» Instructions for the task:
Which lines in the data below contain the string "Prompt"? Show each one.

(Interface dataset entries)
"""

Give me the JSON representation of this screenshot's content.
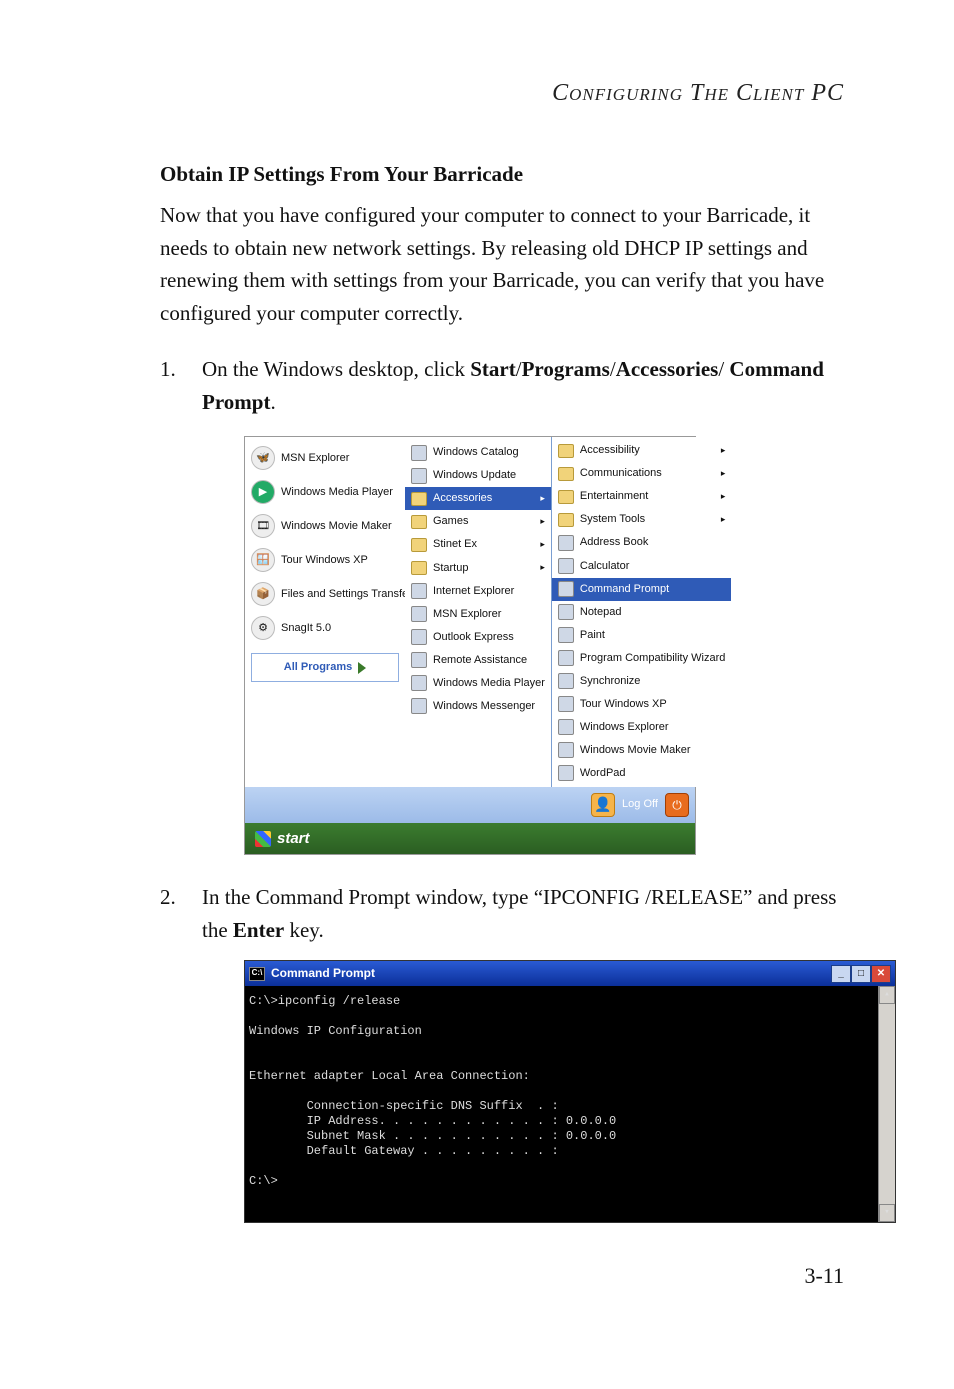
{
  "running_head": "Configuring The Client PC",
  "section_title": "Obtain IP Settings From Your Barricade",
  "intro_paragraph": "Now that you have configured your computer to connect to your Barricade, it needs to obtain new network settings. By releasing old DHCP IP settings and renewing them with settings from your Barricade, you can verify that you have configured your computer correctly.",
  "step1": {
    "num": "1.",
    "pre": "On the Windows desktop, click ",
    "b1": "Start",
    "s1": "/",
    "b2": "Programs",
    "s2": "/",
    "b3": "Accessories",
    "s3": "/ ",
    "b4": "Command Prompt",
    "post": "."
  },
  "step2": {
    "num": "2.",
    "pre": "In the Command Prompt window, type “IPCONFIG /RELEASE” and press the ",
    "b1": "Enter",
    "post": " key."
  },
  "page_number": "3-11",
  "startmenu": {
    "left_items": [
      "MSN Explorer",
      "Windows Media Player",
      "Windows Movie Maker",
      "Tour Windows XP",
      "Files and Settings Transfer Wizard",
      "SnagIt 5.0"
    ],
    "all_programs": "All Programs",
    "mid_items": [
      "Windows Catalog",
      "Windows Update",
      "Accessories",
      "Games",
      "Stinet Ex",
      "Startup",
      "Internet Explorer",
      "MSN Explorer",
      "Outlook Express",
      "Remote Assistance",
      "Windows Media Player",
      "Windows Messenger"
    ],
    "mid_selected_index": 2,
    "right_items": [
      "Accessibility",
      "Communications",
      "Entertainment",
      "System Tools",
      "Address Book",
      "Calculator",
      "Command Prompt",
      "Notepad",
      "Paint",
      "Program Compatibility Wizard",
      "Synchronize",
      "Tour Windows XP",
      "Windows Explorer",
      "Windows Movie Maker",
      "WordPad"
    ],
    "right_selected_index": 6,
    "logoff_label": "Log Off",
    "start_label": "start"
  },
  "cmd": {
    "title": "Command Prompt",
    "lines": [
      "C:\\>ipconfig /release",
      "",
      "Windows IP Configuration",
      "",
      "",
      "Ethernet adapter Local Area Connection:",
      "",
      "        Connection-specific DNS Suffix  . :",
      "        IP Address. . . . . . . . . . . . : 0.0.0.0",
      "        Subnet Mask . . . . . . . . . . . : 0.0.0.0",
      "        Default Gateway . . . . . . . . . :",
      "",
      "C:\\>"
    ]
  }
}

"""

» Answer for this exercise:
    "b4": "Command Prompt",
    "pre": "In the Command Prompt window, type “IPCONFIG /RELEASE” and press the ",
      "Command Prompt",
    "title": "Command Prompt",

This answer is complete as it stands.